> **TRY IT**: Repeat, exactly as written, all of the entries, but not their pictures.

> **GIVEN ENTRIES**:
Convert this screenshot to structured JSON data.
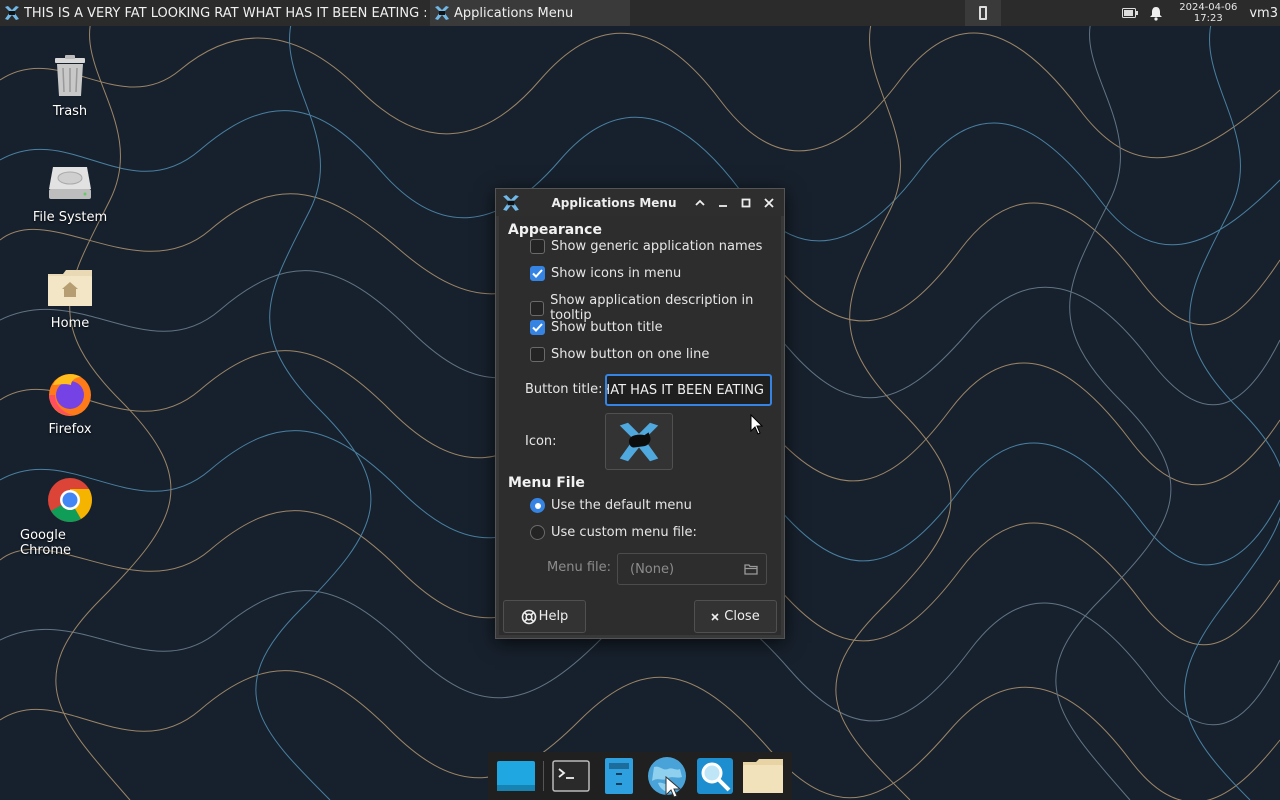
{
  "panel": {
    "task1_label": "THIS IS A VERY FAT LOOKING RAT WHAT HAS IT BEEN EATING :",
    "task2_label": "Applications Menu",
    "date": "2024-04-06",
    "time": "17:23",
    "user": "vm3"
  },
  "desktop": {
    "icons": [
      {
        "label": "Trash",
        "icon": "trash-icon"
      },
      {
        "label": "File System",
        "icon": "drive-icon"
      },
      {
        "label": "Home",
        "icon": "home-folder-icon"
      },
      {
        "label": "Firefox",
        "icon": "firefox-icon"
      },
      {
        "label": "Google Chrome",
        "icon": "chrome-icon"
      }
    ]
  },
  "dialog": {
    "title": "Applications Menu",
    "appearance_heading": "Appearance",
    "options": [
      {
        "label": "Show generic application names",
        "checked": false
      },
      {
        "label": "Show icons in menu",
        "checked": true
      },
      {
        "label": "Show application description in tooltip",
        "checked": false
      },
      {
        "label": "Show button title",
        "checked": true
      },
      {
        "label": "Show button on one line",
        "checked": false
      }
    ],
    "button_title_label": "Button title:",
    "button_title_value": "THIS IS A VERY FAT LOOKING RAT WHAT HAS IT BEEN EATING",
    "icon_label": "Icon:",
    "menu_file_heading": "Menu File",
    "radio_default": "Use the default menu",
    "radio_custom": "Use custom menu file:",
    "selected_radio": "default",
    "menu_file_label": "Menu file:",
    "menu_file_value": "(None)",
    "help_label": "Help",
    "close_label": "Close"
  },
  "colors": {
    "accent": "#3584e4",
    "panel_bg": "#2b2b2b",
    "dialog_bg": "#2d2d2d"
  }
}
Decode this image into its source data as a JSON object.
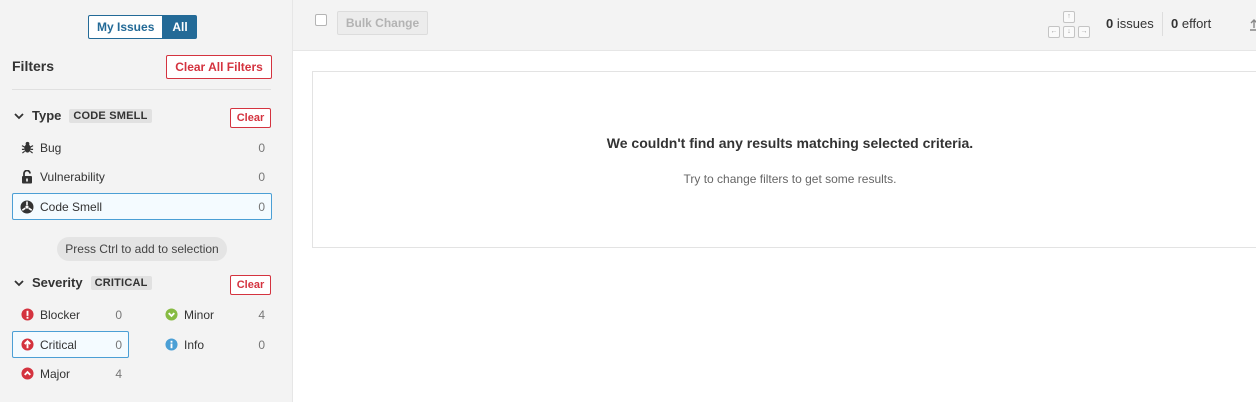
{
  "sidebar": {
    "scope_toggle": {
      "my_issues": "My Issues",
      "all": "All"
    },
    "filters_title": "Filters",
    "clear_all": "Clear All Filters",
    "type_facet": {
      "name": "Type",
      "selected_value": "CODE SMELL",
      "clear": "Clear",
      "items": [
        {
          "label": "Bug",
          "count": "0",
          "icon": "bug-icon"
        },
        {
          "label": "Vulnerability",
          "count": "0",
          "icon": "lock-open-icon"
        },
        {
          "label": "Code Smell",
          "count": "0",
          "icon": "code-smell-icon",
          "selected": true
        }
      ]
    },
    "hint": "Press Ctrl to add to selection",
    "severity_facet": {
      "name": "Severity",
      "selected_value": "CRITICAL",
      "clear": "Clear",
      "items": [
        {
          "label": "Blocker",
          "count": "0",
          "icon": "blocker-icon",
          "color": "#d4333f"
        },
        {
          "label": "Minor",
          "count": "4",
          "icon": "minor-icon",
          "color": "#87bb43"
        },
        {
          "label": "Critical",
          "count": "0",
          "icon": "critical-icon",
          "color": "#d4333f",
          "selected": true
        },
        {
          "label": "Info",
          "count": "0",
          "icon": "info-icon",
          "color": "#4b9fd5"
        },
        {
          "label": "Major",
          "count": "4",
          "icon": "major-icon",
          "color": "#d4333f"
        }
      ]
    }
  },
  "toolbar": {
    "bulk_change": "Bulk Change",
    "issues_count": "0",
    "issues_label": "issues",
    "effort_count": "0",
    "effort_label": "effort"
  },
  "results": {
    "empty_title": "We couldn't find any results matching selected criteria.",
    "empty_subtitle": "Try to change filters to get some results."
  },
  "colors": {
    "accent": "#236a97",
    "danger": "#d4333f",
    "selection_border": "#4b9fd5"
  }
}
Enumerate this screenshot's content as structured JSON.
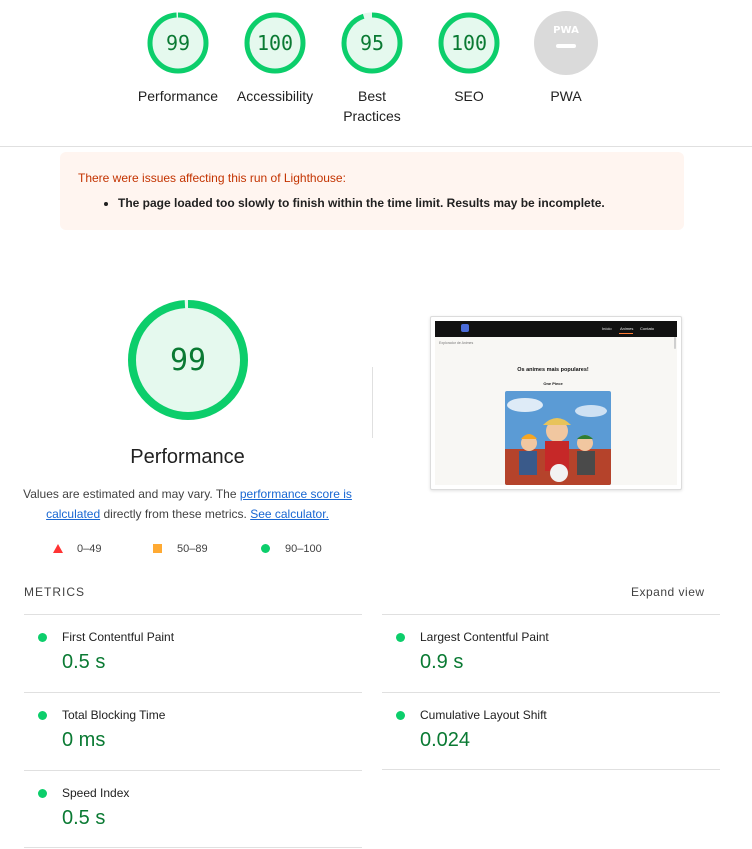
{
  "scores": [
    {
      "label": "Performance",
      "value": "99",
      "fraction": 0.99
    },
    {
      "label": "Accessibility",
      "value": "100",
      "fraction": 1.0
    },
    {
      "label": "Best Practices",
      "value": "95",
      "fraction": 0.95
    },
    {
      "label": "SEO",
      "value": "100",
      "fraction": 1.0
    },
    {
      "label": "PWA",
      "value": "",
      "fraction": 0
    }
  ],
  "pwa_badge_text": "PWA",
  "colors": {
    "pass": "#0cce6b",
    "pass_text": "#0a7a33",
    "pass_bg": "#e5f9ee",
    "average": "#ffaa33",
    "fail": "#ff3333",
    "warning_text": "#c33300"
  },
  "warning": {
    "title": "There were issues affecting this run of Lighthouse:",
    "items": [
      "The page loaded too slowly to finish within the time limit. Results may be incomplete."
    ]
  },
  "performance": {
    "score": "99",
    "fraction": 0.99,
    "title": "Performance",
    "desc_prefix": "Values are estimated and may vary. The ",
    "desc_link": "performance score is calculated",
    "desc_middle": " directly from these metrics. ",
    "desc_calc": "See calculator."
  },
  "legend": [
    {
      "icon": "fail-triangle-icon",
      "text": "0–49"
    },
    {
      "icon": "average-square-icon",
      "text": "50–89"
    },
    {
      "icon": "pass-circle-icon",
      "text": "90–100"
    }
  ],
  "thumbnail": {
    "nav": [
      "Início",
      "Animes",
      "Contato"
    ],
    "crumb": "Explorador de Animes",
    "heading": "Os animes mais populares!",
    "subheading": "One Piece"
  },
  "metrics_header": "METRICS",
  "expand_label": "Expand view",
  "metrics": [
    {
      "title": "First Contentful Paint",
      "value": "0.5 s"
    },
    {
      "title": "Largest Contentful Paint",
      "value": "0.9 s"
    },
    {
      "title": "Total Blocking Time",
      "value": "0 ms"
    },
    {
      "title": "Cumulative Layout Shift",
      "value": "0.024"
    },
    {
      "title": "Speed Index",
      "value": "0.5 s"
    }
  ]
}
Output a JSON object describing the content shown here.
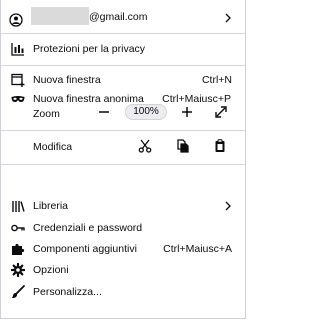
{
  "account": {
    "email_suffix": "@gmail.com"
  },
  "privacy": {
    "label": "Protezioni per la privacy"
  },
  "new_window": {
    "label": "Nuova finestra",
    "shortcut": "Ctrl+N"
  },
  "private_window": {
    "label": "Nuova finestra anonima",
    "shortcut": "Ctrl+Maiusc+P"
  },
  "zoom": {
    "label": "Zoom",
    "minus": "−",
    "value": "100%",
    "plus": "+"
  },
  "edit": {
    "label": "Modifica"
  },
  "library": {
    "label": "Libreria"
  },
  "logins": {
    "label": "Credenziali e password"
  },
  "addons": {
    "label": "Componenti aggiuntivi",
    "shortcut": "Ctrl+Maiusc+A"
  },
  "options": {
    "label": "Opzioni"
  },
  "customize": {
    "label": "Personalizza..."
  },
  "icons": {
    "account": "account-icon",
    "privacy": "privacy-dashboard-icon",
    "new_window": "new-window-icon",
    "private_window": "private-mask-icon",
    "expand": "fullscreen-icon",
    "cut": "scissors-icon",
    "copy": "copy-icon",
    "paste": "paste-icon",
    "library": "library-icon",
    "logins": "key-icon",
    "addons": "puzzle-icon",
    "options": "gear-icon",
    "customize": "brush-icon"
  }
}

> **WRITTEN SOLUTION**:
Convert this screenshot to structured JSON data.
{
  "panel": {
    "task1_label": "THIS IS A VERY FAT LOOKING RAT WHAT HAS IT BEEN EATING :",
    "task2_label": "Applications Menu",
    "date": "2024-04-06",
    "time": "17:23",
    "user": "vm3"
  },
  "desktop": {
    "icons": [
      {
        "label": "Trash",
        "icon": "trash-icon"
      },
      {
        "label": "File System",
        "icon": "drive-icon"
      },
      {
        "label": "Home",
        "icon": "home-folder-icon"
      },
      {
        "label": "Firefox",
        "icon": "firefox-icon"
      },
      {
        "label": "Google Chrome",
        "icon": "chrome-icon"
      }
    ]
  },
  "dialog": {
    "title": "Applications Menu",
    "appearance_heading": "Appearance",
    "options": [
      {
        "label": "Show generic application names",
        "checked": false
      },
      {
        "label": "Show icons in menu",
        "checked": true
      },
      {
        "label": "Show application description in tooltip",
        "checked": false
      },
      {
        "label": "Show button title",
        "checked": true
      },
      {
        "label": "Show button on one line",
        "checked": false
      }
    ],
    "button_title_label": "Button title:",
    "button_title_value": "THIS IS A VERY FAT LOOKING RAT WHAT HAS IT BEEN EATING",
    "icon_label": "Icon:",
    "menu_file_heading": "Menu File",
    "radio_default": "Use the default menu",
    "radio_custom": "Use custom menu file:",
    "selected_radio": "default",
    "menu_file_label": "Menu file:",
    "menu_file_value": "(None)",
    "help_label": "Help",
    "close_label": "Close"
  },
  "colors": {
    "accent": "#3584e4",
    "panel_bg": "#2b2b2b",
    "dialog_bg": "#2d2d2d"
  }
}
Decode this image into its source data as a JSON object.
{
  "sidebar": {
    "scope_toggle": {
      "my_issues": "My Issues",
      "all": "All"
    },
    "filters_title": "Filters",
    "clear_all": "Clear All Filters",
    "type_facet": {
      "name": "Type",
      "selected_value": "CODE SMELL",
      "clear": "Clear",
      "items": [
        {
          "label": "Bug",
          "count": "0",
          "icon": "bug-icon"
        },
        {
          "label": "Vulnerability",
          "count": "0",
          "icon": "lock-open-icon"
        },
        {
          "label": "Code Smell",
          "count": "0",
          "icon": "code-smell-icon",
          "selected": true
        }
      ]
    },
    "hint": "Press Ctrl to add to selection",
    "severity_facet": {
      "name": "Severity",
      "selected_value": "CRITICAL",
      "clear": "Clear",
      "items": [
        {
          "label": "Blocker",
          "count": "0",
          "icon": "blocker-icon",
          "color": "#d4333f"
        },
        {
          "label": "Minor",
          "count": "4",
          "icon": "minor-icon",
          "color": "#87bb43"
        },
        {
          "label": "Critical",
          "count": "0",
          "icon": "critical-icon",
          "color": "#d4333f",
          "selected": true
        },
        {
          "label": "Info",
          "count": "0",
          "icon": "info-icon",
          "color": "#4b9fd5"
        },
        {
          "label": "Major",
          "count": "4",
          "icon": "major-icon",
          "color": "#d4333f"
        }
      ]
    }
  },
  "toolbar": {
    "bulk_change": "Bulk Change",
    "issues_count": "0",
    "issues_label": "issues",
    "effort_count": "0",
    "effort_label": "effort"
  },
  "results": {
    "empty_title": "We couldn't find any results matching selected criteria.",
    "empty_subtitle": "Try to change filters to get some results."
  },
  "colors": {
    "accent": "#236a97",
    "danger": "#d4333f",
    "selection_border": "#4b9fd5"
  }
}
Enumerate this screenshot's content as structured JSON.
{
  "scores": [
    {
      "label": "Performance",
      "value": "99",
      "fraction": 0.99
    },
    {
      "label": "Accessibility",
      "value": "100",
      "fraction": 1.0
    },
    {
      "label": "Best Practices",
      "value": "95",
      "fraction": 0.95
    },
    {
      "label": "SEO",
      "value": "100",
      "fraction": 1.0
    },
    {
      "label": "PWA",
      "value": "",
      "fraction": 0
    }
  ],
  "pwa_badge_text": "PWA",
  "colors": {
    "pass": "#0cce6b",
    "pass_text": "#0a7a33",
    "pass_bg": "#e5f9ee",
    "average": "#ffaa33",
    "fail": "#ff3333",
    "warning_text": "#c33300"
  },
  "warning": {
    "title": "There were issues affecting this run of Lighthouse:",
    "items": [
      "The page loaded too slowly to finish within the time limit. Results may be incomplete."
    ]
  },
  "performance": {
    "score": "99",
    "fraction": 0.99,
    "title": "Performance",
    "desc_prefix": "Values are estimated and may vary. The ",
    "desc_link": "performance score is calculated",
    "desc_middle": " directly from these metrics. ",
    "desc_calc": "See calculator."
  },
  "legend": [
    {
      "icon": "fail-triangle-icon",
      "text": "0–49"
    },
    {
      "icon": "average-square-icon",
      "text": "50–89"
    },
    {
      "icon": "pass-circle-icon",
      "text": "90–100"
    }
  ],
  "thumbnail": {
    "nav": [
      "Início",
      "Animes",
      "Contato"
    ],
    "crumb": "Explorador de Animes",
    "heading": "Os animes mais populares!",
    "subheading": "One Piece"
  },
  "metrics_header": "METRICS",
  "expand_label": "Expand view",
  "metrics": [
    {
      "title": "First Contentful Paint",
      "value": "0.5 s"
    },
    {
      "title": "Largest Contentful Paint",
      "value": "0.9 s"
    },
    {
      "title": "Total Blocking Time",
      "value": "0 ms"
    },
    {
      "title": "Cumulative Layout Shift",
      "value": "0.024"
    },
    {
      "title": "Speed Index",
      "value": "0.5 s"
    }
  ]
}
Output a JSON object describing the content shown here.
{
  "account": {
    "email_suffix": "@gmail.com"
  },
  "privacy": {
    "label": "Protezioni per la privacy"
  },
  "new_window": {
    "label": "Nuova finestra",
    "shortcut": "Ctrl+N"
  },
  "private_window": {
    "label": "Nuova finestra anonima",
    "shortcut": "Ctrl+Maiusc+P"
  },
  "zoom": {
    "label": "Zoom",
    "minus": "−",
    "value": "100%",
    "plus": "+"
  },
  "edit": {
    "label": "Modifica"
  },
  "library": {
    "label": "Libreria"
  },
  "logins": {
    "label": "Credenziali e password"
  },
  "addons": {
    "label": "Componenti aggiuntivi",
    "shortcut": "Ctrl+Maiusc+A"
  },
  "options": {
    "label": "Opzioni"
  },
  "customize": {
    "label": "Personalizza..."
  },
  "icons": {
    "account": "account-icon",
    "privacy": "privacy-dashboard-icon",
    "new_window": "new-window-icon",
    "private_window": "private-mask-icon",
    "expand": "fullscreen-icon",
    "cut": "scissors-icon",
    "copy": "copy-icon",
    "paste": "paste-icon",
    "library": "library-icon",
    "logins": "key-icon",
    "addons": "puzzle-icon",
    "options": "gear-icon",
    "customize": "brush-icon"
  }
}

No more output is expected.